When “Outreach” Becomes a Mission Field
I wrote this when I was about 5 months into the anti-trafficking movement. This was when my heart was still very raw for this landscape, and I was still learning. Now, I’m over two years into this ministry, and I feel the same but have seen lots of changes. I see more of the church rising up and stepping into position to fight! I have worked alongside some of the most dedicated and honest people I have ever met. I have seen this ministry change my heart and open up opportunities for healing in my personal life, my children’s lives, and my marriage. I have undergone some crushing moments (I’ll write about those later) and some amazing and triumphing moments. I have cried out not only for my own hurt but for the hurt of those still in bondage. I have heard survivors, and I have been cussed at by women still in the industry. Both have amazing stories and testimonies just waiting to be released. I love what I do and wouldn’t change it for the world.
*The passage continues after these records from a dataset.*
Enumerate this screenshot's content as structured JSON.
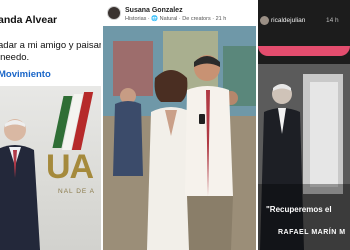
{
  "panel_left": {
    "author": "anda Alvear",
    "post_line_1": "adar a mi amigo y paisano",
    "post_line_2": "ineedo.",
    "hashtag": "Movimiento",
    "logo_text": "UA",
    "logo_subtext": "NAL DE A"
  },
  "panel_middle": {
    "username": "Susana Gonzalez",
    "meta": "Historias · 🌐 Natural · De creators · 21 h"
  },
  "panel_right": {
    "username": "ricaldejulian",
    "time": "14 h",
    "quote": "\"Recuperemos el",
    "author_line": "RAFAEL MARÍN M"
  }
}
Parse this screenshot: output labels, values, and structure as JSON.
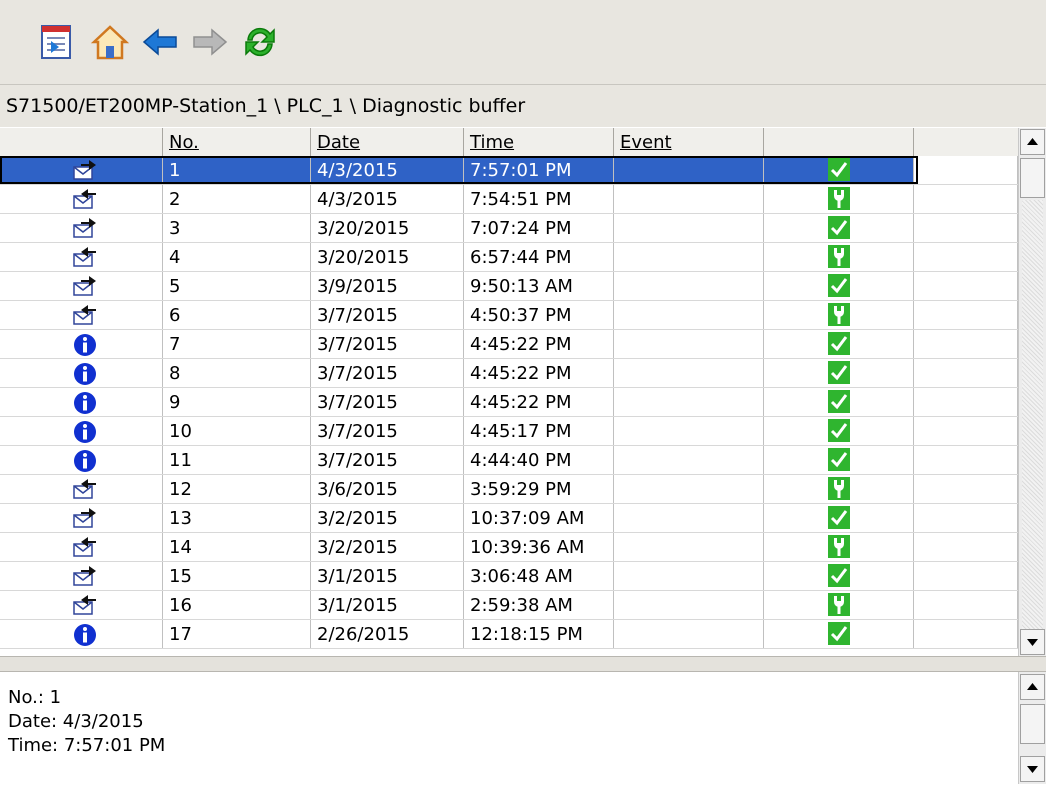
{
  "toolbar": {
    "buttons": [
      {
        "name": "export-icon",
        "label": "Export"
      },
      {
        "name": "home-icon",
        "label": "Home"
      },
      {
        "name": "back-arrow-icon",
        "label": "Back"
      },
      {
        "name": "forward-arrow-icon",
        "label": "Forward"
      },
      {
        "name": "refresh-icon",
        "label": "Refresh"
      }
    ]
  },
  "breadcrumb": "S71500/ET200MP-Station_1 \\  PLC_1 \\ Diagnostic buffer",
  "table": {
    "columns": [
      "",
      "No.",
      "Date",
      "Time",
      "Event",
      ""
    ],
    "rows": [
      {
        "icon": "incoming",
        "no": "1",
        "date": "4/3/2015",
        "time": "7:57:01 PM",
        "status": "check"
      },
      {
        "icon": "outgoing",
        "no": "2",
        "date": "4/3/2015",
        "time": "7:54:51 PM",
        "status": "wrench"
      },
      {
        "icon": "incoming",
        "no": "3",
        "date": "3/20/2015",
        "time": "7:07:24 PM",
        "status": "check"
      },
      {
        "icon": "outgoing",
        "no": "4",
        "date": "3/20/2015",
        "time": "6:57:44 PM",
        "status": "wrench"
      },
      {
        "icon": "incoming",
        "no": "5",
        "date": "3/9/2015",
        "time": "9:50:13 AM",
        "status": "check"
      },
      {
        "icon": "outgoing",
        "no": "6",
        "date": "3/7/2015",
        "time": "4:50:37 PM",
        "status": "wrench"
      },
      {
        "icon": "info",
        "no": "7",
        "date": "3/7/2015",
        "time": "4:45:22 PM",
        "status": "check"
      },
      {
        "icon": "info",
        "no": "8",
        "date": "3/7/2015",
        "time": "4:45:22 PM",
        "status": "check"
      },
      {
        "icon": "info",
        "no": "9",
        "date": "3/7/2015",
        "time": "4:45:22 PM",
        "status": "check"
      },
      {
        "icon": "info",
        "no": "10",
        "date": "3/7/2015",
        "time": "4:45:17 PM",
        "status": "check"
      },
      {
        "icon": "info",
        "no": "11",
        "date": "3/7/2015",
        "time": "4:44:40 PM",
        "status": "check"
      },
      {
        "icon": "outgoing",
        "no": "12",
        "date": "3/6/2015",
        "time": "3:59:29 PM",
        "status": "wrench"
      },
      {
        "icon": "incoming",
        "no": "13",
        "date": "3/2/2015",
        "time": "10:37:09 AM",
        "status": "check"
      },
      {
        "icon": "outgoing",
        "no": "14",
        "date": "3/2/2015",
        "time": "10:39:36 AM",
        "status": "wrench"
      },
      {
        "icon": "incoming",
        "no": "15",
        "date": "3/1/2015",
        "time": "3:06:48 AM",
        "status": "check"
      },
      {
        "icon": "outgoing",
        "no": "16",
        "date": "3/1/2015",
        "time": "2:59:38 AM",
        "status": "wrench"
      },
      {
        "icon": "info",
        "no": "17",
        "date": "2/26/2015",
        "time": "12:18:15 PM",
        "status": "check"
      }
    ],
    "selected_index": 0
  },
  "details": {
    "no": "No.: 1",
    "date": "Date: 4/3/2015",
    "time": "Time: 7:57:01 PM"
  },
  "colors": {
    "selection": "#2f62c6",
    "check_green": "#2fb52f",
    "info_blue": "#1030d0",
    "arrow_blue": "#1e78d6"
  }
}
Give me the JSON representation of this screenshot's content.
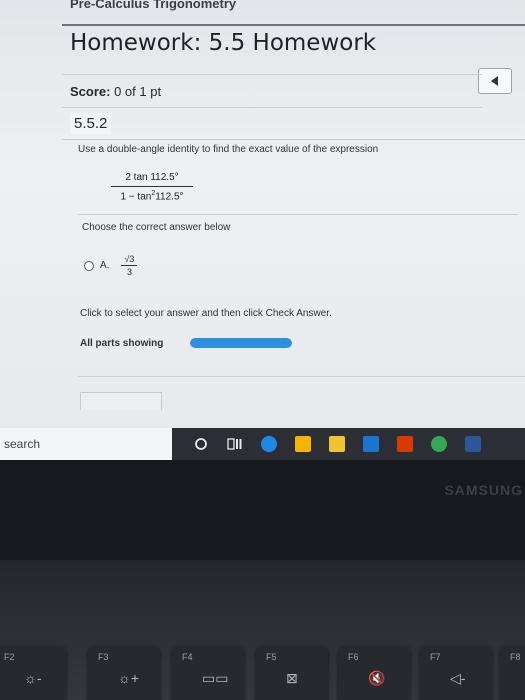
{
  "page": {
    "course_title": "Pre-Calculus Trigonometry",
    "homework_title": "Homework: 5.5 Homework",
    "score_label": "Score:",
    "score_value": "0 of 1 pt",
    "question_number": "5.5.2"
  },
  "question": {
    "instruction": "Use a double-angle identity to find the exact value of the expression",
    "numerator": "2 tan 112.5°",
    "denominator_prefix": "1 − tan",
    "denominator_exp": "2",
    "denominator_suffix": "112.5°",
    "choose_text": "Choose the correct answer below",
    "options": [
      {
        "letter": "A.",
        "numerator": "√3",
        "denominator": "3"
      }
    ],
    "click_message": "Click to select your answer and then click Check Answer.",
    "all_parts_label": "All parts showing",
    "progress_fraction": 1.0
  },
  "taskbar": {
    "search_placeholder": "search",
    "icons": [
      "cortana-icon",
      "task-view-icon",
      "edge-icon",
      "store-icon",
      "file-explorer-icon",
      "mail-icon",
      "office-icon",
      "chrome-icon",
      "word-icon"
    ],
    "colors": {
      "edge": "#1e88e5",
      "store": "#f5b400",
      "explorer": "#f3c233",
      "mail": "#1976d2",
      "office": "#d83b01",
      "chrome": "#34a853",
      "word": "#2b579a"
    }
  },
  "hardware": {
    "brand": "SAMSUNG",
    "fkeys": [
      {
        "label": "F2",
        "icon": "brightness-down-icon",
        "glyph": "☼-"
      },
      {
        "label": "F3",
        "icon": "brightness-up-icon",
        "glyph": "☼+"
      },
      {
        "label": "F4",
        "icon": "display-switch-icon",
        "glyph": "▭▭"
      },
      {
        "label": "F5",
        "icon": "touchpad-off-icon",
        "glyph": "⊠"
      },
      {
        "label": "F6",
        "icon": "mute-icon",
        "glyph": "🔇"
      },
      {
        "label": "F7",
        "icon": "volume-down-icon",
        "glyph": "◁-"
      },
      {
        "label": "F8",
        "icon": "volume-up-icon",
        "glyph": ""
      }
    ]
  }
}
I’m going to be on my soap box for a moment. I hope you don’t mind. But something hit me the other day. I realized the church as a whole has become too comfortable in their “outreach” programs. Feeding children and clothing the homeless are much needed ministries, but what about the pimps, prostitutes, strippers, drug dealers and the ladies in the brothels and cantinas? Wait! Don’t mention that while standing in a group of people in the church foyer. People don’t want to hear about 13-year-old prostitutes and the exploitation of women all around the Houston area. Comfort is doing an “outreach” that makes the church body feel good about themselves. Yes, I went there!
This is why reaching these women is no longer an “outreach” but rather a mission field. The church has failed these ladies, so the Lord has called out and is raising up a new kind of people to go out, be uncomfortable, and reach these ladies for the Kingdom. If this is a church “outreach” where is the church? Why aren’t we openly talking about the injustices happening on the streets of our neighborhoods? Why, when you mention sex trafficking in a group of people at church, do some walk away and others get clammy and uncomfortable? It’s because the church has also failed its congregations too. The injustice is happening in our churches as well. This needs to be talked about, preached about and seen. Churches need to rise up and see that this is not an “outreach” but a mission field where God has called many to serve.
When I was a 12-year-old girl thinking about what I wanted to be when I grew up, this was the furthest from my mind. I wanted to be a teacher, a firefighter, a doctor; not hang out on the streets of Houston at midnight talking to pimps about Jesus. But, when you say “yes” to God, you find yourself a bit uncomfortable at times. When you say “yes”, God tends to stretch you and challenge you in ways you never imagined. I’m blessed with every call we make, every girl we transport and every stripper I hug. I’m blessed to be a missionary on the field in Houston, Texas spreading the gospel of Jesus Christ to the lost and hurt. I’m blessed to have this mission field to serve in.